### EXERCISE INPUT
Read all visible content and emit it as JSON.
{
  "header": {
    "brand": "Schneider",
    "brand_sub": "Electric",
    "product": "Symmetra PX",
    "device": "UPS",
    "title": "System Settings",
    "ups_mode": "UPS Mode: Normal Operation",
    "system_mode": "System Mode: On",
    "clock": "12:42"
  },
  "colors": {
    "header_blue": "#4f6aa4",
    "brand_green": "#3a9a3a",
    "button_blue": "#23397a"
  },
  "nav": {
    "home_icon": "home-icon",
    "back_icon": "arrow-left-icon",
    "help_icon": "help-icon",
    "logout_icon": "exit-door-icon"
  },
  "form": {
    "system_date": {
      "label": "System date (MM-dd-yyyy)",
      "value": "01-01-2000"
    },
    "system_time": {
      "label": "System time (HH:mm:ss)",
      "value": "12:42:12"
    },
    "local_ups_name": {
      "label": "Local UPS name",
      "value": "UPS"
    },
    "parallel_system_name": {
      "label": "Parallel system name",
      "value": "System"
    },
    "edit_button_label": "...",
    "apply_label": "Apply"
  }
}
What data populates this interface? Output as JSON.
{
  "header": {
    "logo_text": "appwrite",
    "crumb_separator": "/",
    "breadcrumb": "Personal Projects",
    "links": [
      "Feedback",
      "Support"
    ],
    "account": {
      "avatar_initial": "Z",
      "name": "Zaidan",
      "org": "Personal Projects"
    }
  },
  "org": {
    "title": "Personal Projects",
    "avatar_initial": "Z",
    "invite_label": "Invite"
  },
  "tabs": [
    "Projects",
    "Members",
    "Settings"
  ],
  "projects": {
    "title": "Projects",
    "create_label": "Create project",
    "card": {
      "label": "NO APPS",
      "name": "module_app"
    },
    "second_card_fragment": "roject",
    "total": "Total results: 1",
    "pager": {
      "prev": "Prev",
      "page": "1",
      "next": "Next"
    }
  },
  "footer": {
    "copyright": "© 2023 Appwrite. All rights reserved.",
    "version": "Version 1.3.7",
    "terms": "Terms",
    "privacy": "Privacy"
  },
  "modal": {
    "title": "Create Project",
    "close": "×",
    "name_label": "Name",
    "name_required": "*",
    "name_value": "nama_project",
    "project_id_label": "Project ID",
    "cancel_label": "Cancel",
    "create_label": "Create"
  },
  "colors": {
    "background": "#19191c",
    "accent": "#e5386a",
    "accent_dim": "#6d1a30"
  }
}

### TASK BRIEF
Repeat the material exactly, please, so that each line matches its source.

### SOLUTION
Read all visible content and emit it as JSON.
{
  "header": {
    "brand": "Schneider",
    "brand_sub": "Electric",
    "product": "Symmetra PX",
    "device": "UPS",
    "title": "System Settings",
    "ups_mode": "UPS Mode: Normal Operation",
    "system_mode": "System Mode: On",
    "clock": "12:42"
  },
  "colors": {
    "header_blue": "#4f6aa4",
    "brand_green": "#3a9a3a",
    "button_blue": "#23397a"
  },
  "nav": {
    "home_icon": "home-icon",
    "back_icon": "arrow-left-icon",
    "help_icon": "help-icon",
    "logout_icon": "exit-door-icon"
  },
  "form": {
    "system_date": {
      "label": "System date (MM-dd-yyyy)",
      "value": "01-01-2000"
    },
    "system_time": {
      "label": "System time (HH:mm:ss)",
      "value": "12:42:12"
    },
    "local_ups_name": {
      "label": "Local UPS name",
      "value": "UPS"
    },
    "parallel_system_name": {
      "label": "Parallel system name",
      "value": "System"
    },
    "edit_button_label": "...",
    "apply_label": "Apply"
  }
}
What data populates this interface? Output as JSON.
{
  "header": {
    "logo_text": "appwrite",
    "crumb_separator": "/",
    "breadcrumb": "Personal Projects",
    "links": [
      "Feedback",
      "Support"
    ],
    "account": {
      "avatar_initial": "Z",
      "name": "Zaidan",
      "org": "Personal Projects"
    }
  },
  "org": {
    "title": "Personal Projects",
    "avatar_initial": "Z",
    "invite_label": "Invite"
  },
  "tabs": [
    "Projects",
    "Members",
    "Settings"
  ],
  "projects": {
    "title": "Projects",
    "create_label": "Create project",
    "card": {
      "label": "NO APPS",
      "name": "module_app"
    },
    "second_card_fragment": "roject",
    "total": "Total results: 1",
    "pager": {
      "prev": "Prev",
      "page": "1",
      "next": "Next"
    }
  },
  "footer": {
    "copyright": "© 2023 Appwrite. All rights reserved.",
    "version": "Version 1.3.7",
    "terms": "Terms",
    "privacy": "Privacy"
  },
  "modal": {
    "title": "Create Project",
    "close": "×",
    "name_label": "Name",
    "name_required": "*",
    "name_value": "nama_project",
    "project_id_label": "Project ID",
    "cancel_label": "Cancel",
    "create_label": "Create"
  },
  "colors": {
    "background": "#19191c",
    "accent": "#e5386a",
    "accent_dim": "#6d1a30"
  }
}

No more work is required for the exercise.